[What you will do]
Search the records for the string "intfs" and return each line that has it.

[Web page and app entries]
##########
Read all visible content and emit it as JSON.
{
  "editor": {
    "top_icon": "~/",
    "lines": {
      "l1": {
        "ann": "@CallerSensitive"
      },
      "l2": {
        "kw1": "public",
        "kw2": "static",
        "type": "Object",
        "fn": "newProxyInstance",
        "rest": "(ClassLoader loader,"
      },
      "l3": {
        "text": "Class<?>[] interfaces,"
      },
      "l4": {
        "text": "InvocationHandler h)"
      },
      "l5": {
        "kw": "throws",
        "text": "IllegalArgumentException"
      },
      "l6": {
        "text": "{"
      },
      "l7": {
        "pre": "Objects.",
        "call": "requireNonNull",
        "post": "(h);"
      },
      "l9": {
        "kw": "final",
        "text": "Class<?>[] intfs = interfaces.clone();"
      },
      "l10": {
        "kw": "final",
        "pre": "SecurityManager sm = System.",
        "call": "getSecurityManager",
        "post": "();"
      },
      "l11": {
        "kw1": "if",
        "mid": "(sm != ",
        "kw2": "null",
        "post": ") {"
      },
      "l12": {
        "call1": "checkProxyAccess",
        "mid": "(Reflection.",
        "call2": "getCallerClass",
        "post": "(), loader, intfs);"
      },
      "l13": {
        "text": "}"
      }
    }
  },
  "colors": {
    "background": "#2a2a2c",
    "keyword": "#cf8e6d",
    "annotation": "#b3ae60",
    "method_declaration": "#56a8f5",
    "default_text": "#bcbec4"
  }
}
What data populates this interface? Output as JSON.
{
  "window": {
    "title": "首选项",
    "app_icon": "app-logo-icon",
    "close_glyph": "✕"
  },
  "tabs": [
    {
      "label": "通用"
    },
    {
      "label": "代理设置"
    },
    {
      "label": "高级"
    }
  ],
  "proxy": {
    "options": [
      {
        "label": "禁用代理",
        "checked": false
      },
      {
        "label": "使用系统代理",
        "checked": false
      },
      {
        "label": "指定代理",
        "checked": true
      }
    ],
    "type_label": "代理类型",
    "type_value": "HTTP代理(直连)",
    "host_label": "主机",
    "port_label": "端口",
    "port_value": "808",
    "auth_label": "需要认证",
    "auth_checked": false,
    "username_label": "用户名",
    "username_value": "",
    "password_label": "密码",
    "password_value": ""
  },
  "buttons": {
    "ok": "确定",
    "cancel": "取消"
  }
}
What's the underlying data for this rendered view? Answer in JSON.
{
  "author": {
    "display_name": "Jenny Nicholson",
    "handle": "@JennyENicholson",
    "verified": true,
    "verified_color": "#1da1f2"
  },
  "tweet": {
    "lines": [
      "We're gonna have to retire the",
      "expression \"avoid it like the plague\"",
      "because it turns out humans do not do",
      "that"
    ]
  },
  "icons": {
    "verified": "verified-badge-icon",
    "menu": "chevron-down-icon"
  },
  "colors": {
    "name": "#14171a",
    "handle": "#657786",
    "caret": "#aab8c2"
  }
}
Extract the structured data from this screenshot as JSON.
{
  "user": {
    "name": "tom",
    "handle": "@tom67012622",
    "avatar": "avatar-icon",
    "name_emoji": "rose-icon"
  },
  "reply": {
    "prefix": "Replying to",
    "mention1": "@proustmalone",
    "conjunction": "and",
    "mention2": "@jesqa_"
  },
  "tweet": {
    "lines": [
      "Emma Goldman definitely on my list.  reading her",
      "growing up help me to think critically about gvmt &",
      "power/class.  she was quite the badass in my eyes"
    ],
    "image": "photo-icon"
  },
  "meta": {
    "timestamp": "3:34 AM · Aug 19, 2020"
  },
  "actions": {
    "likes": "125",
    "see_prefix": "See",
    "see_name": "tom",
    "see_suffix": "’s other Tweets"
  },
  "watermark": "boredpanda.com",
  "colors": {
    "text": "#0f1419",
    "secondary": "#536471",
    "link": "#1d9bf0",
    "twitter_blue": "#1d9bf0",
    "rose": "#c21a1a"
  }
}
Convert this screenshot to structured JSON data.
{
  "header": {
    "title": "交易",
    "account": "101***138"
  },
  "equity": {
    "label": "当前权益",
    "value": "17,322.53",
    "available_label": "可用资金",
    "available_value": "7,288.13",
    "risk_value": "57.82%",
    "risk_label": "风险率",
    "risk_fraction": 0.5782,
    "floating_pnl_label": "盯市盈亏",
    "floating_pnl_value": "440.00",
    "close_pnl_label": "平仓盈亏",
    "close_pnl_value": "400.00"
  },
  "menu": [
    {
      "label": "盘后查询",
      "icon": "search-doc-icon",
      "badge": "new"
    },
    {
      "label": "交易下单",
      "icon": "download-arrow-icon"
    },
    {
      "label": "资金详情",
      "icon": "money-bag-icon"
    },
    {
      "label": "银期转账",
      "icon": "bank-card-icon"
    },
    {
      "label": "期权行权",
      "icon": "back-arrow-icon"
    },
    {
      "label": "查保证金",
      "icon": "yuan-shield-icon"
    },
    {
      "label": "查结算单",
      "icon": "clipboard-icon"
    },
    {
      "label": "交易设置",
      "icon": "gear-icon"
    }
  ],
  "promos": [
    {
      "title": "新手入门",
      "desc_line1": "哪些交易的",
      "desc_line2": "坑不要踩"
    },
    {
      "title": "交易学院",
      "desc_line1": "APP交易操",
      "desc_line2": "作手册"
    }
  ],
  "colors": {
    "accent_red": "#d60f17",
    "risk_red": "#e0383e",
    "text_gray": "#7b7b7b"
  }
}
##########
[Reply]
        "text": "Class<?>[] intfs = interfaces.clone();"
        "post": "(), loader, intfs);"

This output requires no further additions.